» Task to carry out
Each line of the listing that includes the string "Nonlinear" is to be identified and copied.

» Extracted records

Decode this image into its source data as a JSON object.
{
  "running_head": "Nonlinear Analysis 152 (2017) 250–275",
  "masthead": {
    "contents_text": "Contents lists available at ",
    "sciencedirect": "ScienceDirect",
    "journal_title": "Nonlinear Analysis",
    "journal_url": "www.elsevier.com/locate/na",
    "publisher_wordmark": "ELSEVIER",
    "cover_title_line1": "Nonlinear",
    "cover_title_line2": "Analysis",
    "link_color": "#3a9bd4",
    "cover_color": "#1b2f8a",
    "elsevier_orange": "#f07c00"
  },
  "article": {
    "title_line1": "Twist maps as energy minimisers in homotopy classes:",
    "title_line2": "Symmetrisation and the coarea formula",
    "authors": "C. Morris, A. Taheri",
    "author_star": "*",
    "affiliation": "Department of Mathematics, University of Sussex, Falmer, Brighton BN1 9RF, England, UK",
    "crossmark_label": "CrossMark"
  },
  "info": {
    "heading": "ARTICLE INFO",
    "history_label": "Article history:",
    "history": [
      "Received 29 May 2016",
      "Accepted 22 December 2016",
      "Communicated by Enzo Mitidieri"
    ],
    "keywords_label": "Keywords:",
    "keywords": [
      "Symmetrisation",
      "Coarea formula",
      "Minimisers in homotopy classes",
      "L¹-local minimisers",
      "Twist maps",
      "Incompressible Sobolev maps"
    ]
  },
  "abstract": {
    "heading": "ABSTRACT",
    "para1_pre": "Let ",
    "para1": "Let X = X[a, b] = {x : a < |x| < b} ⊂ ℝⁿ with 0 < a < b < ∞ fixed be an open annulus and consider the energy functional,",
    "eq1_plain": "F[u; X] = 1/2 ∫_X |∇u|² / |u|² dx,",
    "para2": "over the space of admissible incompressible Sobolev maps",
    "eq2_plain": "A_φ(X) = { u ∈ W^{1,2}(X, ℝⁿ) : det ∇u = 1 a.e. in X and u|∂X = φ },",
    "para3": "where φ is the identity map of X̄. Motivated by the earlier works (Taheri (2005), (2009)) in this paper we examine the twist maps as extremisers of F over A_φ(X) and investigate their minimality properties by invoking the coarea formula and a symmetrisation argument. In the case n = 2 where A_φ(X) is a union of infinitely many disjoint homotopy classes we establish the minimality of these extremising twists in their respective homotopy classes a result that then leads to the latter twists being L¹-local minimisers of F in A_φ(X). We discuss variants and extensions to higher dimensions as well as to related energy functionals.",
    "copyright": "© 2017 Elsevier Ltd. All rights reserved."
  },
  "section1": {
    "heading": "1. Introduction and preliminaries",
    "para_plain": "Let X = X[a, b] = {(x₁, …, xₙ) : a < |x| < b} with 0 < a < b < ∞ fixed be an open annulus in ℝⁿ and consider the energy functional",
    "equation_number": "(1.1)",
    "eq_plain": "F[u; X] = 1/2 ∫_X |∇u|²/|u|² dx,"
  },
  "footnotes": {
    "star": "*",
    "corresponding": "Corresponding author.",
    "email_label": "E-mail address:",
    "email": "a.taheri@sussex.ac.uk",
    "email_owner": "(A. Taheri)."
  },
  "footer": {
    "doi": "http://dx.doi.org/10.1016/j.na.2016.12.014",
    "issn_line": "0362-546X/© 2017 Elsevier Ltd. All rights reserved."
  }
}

» Solution to this exercise
  "running_head": "Nonlinear Analysis 152 (2017) 250–275",
    "journal_title": "Nonlinear Analysis",
    "cover_title_line1": "Nonlinear",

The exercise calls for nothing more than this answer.